Cancer metastasis is one of the most poorly understood phases of cancer progression, in part because of the heterogeneity of metastasizing cells and the complexity of the tissues they invade. We propose that planarian flatworms, which possess a large, heterogeneous population of in vivo stem cells, can be developed into an excellent model for discovering fundamental molecular mechanisms with immediate relevance to metastatic cancer. Not only do planarians appear to have an intrinsic resistance to tumorigenesis, but they also demonstrate a robust resistance to genotoxic stress upon exposure to gamma-radiation. However, the planarian response to other types of genotoxic stress, e.g. chemotherapies, has not been thoroughly investigated. We will 1) analyze the response of in vivo planarian stem cells to multiple types of genotoxic stress, including chemo and radiation therapies, 2) compare these responses in two related planarian species, and 3) use forward genetics (via RNAi) to screen for epigenetic regulators that are critical to the planarian response to genotoxic stress. These experiments will both establish planarians as a model for studying the functional effects of genotoxic stress on dynamic, in vivo, stem cells and also identify epigenetic regulators that likely serve important
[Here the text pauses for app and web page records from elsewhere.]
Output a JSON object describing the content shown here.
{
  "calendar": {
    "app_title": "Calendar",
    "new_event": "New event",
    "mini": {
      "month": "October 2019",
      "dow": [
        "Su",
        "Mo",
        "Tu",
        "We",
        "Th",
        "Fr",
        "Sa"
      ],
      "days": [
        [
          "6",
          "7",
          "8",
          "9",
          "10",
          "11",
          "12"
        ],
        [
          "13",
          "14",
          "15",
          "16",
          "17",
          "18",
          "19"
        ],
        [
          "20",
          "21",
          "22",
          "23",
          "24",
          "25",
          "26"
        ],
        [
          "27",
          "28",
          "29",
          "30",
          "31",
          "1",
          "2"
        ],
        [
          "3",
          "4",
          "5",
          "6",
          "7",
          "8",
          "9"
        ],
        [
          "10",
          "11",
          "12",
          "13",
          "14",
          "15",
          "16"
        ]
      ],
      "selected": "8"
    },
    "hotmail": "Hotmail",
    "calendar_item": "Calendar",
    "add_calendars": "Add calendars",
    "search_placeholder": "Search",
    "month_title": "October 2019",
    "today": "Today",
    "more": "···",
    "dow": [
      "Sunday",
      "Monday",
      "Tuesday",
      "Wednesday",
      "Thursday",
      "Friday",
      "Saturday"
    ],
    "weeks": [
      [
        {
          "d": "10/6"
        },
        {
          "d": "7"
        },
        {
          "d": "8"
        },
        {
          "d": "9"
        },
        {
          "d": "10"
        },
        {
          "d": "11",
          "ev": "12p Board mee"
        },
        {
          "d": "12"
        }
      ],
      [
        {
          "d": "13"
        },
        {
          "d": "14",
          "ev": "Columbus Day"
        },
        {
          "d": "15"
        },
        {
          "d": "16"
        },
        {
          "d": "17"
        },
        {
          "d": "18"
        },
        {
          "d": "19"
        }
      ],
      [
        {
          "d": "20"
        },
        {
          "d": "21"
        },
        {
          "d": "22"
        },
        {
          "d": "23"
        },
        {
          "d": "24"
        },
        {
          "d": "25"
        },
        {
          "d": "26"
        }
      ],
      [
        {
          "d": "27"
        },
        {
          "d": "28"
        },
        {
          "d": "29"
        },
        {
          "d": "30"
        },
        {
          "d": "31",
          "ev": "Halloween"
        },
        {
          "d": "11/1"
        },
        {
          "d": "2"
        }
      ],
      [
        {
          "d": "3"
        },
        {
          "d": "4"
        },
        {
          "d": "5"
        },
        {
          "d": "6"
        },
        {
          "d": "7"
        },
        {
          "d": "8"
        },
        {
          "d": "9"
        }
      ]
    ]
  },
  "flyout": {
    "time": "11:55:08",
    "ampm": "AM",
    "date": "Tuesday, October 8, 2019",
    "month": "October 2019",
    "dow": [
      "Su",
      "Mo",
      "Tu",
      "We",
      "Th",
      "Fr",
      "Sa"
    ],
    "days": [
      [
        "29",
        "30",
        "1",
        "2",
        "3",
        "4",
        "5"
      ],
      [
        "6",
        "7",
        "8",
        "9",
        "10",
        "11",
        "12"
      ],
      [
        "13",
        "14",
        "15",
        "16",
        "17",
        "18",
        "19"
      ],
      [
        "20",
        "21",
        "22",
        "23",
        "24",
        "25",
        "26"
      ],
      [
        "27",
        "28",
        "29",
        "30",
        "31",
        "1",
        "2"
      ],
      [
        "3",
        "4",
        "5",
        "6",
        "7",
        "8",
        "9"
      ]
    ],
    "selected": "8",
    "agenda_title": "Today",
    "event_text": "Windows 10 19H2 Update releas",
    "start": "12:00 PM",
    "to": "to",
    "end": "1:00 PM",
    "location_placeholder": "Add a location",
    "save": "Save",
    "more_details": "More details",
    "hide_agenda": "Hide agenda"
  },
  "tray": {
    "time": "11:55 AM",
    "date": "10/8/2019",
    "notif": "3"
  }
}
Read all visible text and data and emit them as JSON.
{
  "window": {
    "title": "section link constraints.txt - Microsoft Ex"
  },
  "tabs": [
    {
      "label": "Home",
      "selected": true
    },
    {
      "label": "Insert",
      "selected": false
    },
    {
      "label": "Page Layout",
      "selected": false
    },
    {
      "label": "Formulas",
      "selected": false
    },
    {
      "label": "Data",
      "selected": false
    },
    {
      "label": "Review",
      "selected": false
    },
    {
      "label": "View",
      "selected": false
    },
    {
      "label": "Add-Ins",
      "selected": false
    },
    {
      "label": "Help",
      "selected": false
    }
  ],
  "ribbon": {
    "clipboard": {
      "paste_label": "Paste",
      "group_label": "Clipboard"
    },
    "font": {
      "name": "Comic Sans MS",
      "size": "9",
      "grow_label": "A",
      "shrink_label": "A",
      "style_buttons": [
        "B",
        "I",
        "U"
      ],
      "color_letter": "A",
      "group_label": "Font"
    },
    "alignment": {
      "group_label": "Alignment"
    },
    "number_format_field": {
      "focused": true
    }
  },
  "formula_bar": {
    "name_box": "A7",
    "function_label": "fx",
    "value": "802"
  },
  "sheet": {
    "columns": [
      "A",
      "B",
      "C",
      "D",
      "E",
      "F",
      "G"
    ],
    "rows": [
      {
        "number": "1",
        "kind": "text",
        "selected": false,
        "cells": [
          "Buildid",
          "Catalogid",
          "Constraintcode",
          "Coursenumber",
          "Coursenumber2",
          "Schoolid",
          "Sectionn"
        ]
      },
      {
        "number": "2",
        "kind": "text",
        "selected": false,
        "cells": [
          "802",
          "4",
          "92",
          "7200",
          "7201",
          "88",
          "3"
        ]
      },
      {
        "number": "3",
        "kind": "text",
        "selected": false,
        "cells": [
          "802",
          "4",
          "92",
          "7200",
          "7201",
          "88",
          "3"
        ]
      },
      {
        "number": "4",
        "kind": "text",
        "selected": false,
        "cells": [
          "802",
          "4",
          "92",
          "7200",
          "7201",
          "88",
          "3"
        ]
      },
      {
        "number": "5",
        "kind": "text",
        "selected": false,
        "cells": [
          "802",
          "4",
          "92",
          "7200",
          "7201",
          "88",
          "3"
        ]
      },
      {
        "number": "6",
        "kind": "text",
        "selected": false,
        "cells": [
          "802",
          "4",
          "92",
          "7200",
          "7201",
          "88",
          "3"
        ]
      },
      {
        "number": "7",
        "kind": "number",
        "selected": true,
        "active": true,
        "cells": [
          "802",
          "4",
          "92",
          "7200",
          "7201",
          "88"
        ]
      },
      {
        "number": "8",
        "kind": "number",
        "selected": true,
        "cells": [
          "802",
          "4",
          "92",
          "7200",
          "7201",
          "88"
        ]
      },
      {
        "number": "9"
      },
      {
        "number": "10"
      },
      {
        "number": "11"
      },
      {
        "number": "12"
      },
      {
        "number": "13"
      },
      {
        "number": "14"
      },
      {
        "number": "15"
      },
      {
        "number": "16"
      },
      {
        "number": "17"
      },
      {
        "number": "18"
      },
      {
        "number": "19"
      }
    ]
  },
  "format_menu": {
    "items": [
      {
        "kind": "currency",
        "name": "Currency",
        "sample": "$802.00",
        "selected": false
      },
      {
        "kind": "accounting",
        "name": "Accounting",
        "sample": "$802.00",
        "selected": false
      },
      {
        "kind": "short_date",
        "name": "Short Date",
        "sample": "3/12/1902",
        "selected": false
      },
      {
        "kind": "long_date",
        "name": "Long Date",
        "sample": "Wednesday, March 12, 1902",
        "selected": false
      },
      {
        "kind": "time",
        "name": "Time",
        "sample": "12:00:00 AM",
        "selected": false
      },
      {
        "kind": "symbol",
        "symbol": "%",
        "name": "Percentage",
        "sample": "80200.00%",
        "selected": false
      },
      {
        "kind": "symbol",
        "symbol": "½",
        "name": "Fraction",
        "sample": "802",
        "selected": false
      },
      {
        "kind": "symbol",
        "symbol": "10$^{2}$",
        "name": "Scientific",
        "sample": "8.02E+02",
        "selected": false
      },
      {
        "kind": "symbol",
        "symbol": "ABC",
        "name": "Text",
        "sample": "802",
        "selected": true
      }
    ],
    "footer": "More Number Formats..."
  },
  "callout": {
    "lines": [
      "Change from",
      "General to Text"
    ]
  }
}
roles in genome and organismal protection. The results from this pilot study will generate the preliminary data needed to apply for an R01 (or similar) grant.